The Canada Pension Plan Investment Board is paying $1.14-billion for stakes in five major Chilean toll roads, as the fund seeks to boost its exposure to both infrastructure and emerging markets.
The relatively stable and long-term returns that toll roads provide have made them sought-after investments for pension funds and other institutional investors, and Chile has become a hot spot for Canadian investors.
Last year, Brookfield Asset Management Inc. invested $291-million for a majority stake in a 33-kilometre toll road and tunnel in Santiago, just months after Alberta Investment Management Corp. spent $850-million for a half-interest in a six-lane highway in the Chilean capital.
The appeal of investing in projects such as toll roads, power plants and transmission grids has increased as fixed-income portfolios have languished.
And while governments of developed countries in Europe and elsewhere are looking to offload infrastructure costs to private investors to help get their fiscal houses in order, the most lucrative opportunities seem to be in emerging markets.
In a recent letter to shareholders, Brookfield Infrastructure Partners pointed out that toll roads generate stable cash flows that tend to increase with population and economic growth.
“Over the last 20 years, Chile’s motorization rate increased from 78 vehicles per 1,000 inhabitants to 180, yet it is still less than one-quarter of the motorization rate in the U.S.,” the letter noted.
CPPIB held $8.6-billion worth of infrastructure investments at the end of 2011, representing 5.6 per cent of the total fund. In addition to the Chilean deal, CPPIB was part of a consortium that paid $3.18-billion for a gas-transport project in Norway. As a result, the fund has significantly bolstered its holdings in this asset class.
And it is hunting for more, said André Bourbonnais, senior vice-president of private investments for CPPIB.
“We’re looking at a number of things – a number of transmission-equipment [projects] whether for gas or electricity; we’re looking also at various ports and airports around the world; we’re looking for opportunities in Europe that may come given that governments are tight financially,” Mr. Bourbonnais said in an interview Thursday.
He said the fund was able to get an exclusive shot at the Chilean deal because of its relationship with investment bankers at Goldman Sachs Group Inc. The deal will see CPPIB pick up a 49.99-per-cent interest in Grupo Costanera, the Chilean toll-road operator, from Italy’s Atlantia Group.
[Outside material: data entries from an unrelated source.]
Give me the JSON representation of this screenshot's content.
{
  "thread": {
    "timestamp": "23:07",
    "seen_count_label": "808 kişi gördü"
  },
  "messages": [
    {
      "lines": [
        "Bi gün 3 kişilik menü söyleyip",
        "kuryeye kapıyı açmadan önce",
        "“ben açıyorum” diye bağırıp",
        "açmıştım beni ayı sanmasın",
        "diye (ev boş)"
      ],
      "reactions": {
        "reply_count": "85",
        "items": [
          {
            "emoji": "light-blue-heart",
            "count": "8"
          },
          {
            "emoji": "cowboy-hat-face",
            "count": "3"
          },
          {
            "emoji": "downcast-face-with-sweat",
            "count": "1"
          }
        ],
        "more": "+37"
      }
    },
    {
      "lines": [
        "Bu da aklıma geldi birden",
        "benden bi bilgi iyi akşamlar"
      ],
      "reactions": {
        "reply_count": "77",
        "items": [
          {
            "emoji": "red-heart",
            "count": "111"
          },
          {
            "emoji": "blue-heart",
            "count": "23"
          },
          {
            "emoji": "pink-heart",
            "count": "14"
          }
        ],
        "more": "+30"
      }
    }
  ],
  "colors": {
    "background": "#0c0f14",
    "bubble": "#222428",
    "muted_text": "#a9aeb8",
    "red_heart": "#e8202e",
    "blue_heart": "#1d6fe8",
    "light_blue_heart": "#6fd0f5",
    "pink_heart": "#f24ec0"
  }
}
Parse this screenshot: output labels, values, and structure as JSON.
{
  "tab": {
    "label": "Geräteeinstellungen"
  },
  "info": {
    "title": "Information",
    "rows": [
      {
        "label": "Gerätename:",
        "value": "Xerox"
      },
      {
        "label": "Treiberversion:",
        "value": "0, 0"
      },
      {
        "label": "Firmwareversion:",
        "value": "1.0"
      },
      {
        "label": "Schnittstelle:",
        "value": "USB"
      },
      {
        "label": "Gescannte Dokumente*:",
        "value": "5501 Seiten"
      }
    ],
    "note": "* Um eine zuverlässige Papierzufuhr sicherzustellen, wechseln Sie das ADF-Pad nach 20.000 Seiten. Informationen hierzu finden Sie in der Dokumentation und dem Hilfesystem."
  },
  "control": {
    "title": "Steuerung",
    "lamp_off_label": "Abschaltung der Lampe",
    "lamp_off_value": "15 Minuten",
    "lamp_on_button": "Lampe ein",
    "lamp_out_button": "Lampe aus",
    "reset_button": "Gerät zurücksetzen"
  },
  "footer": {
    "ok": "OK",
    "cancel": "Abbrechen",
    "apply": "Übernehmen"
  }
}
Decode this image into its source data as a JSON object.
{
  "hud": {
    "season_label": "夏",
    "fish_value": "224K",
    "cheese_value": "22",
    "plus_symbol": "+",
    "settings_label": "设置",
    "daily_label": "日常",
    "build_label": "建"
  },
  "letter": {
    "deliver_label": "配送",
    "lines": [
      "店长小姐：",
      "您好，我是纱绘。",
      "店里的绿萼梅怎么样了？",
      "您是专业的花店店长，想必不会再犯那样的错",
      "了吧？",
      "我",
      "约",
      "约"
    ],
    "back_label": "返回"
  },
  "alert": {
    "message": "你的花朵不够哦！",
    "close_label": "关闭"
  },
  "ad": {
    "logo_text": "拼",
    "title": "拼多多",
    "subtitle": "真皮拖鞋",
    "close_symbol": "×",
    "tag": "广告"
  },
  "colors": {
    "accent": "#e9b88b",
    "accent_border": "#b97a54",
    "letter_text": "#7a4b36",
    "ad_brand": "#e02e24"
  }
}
“Given our relationship with Goldman and the initial discussion that we had with Atlantia, we entered into one-on-one discussions with them,” Mr. Bourbonnais said, adding that CPPIB is eager for more deals with the Italian company. “They are the largest toll operator in Italy, and this transaction could lead to other opportunities with them.”
While infrastructure opportunities are attractive, they’re not without risk. Reuters reported this week that a Spanish construction company is suing the Bank of Nova Scotia in the New York State Supreme Court for at least $80-million, accusing the bank of giving it bad advice with respect to a bid to operate a Chilean toll-road project.
The construction company, SA de Obras y Servicios, accuses its advisers at Scotiabank of using the wrong date in calculations to determine how much income it might expect from the project. The company alleges that it and its partner had to withdraw their bid after it determined that they had been awarded a project that was “far riskier, shorter, less profitable, and more difficult to finance than it had believed.”
A Scotiabank representative said the bank will defend itself vigorously in the case and would not comment further because it is before the courts.
Aimco chief executive Leo de Bever said he’s happy with how the fund’s Chilean investments have performed.
“Chile realizes it needs infrastructure and has put in place the right conditions to attract the capital required,” he said.
Editor's note: The original newspaper version of this article and an earlier online version stated that CPPIB had unilaterally paid for a gas-transport project in Norway. This online version has been corrected.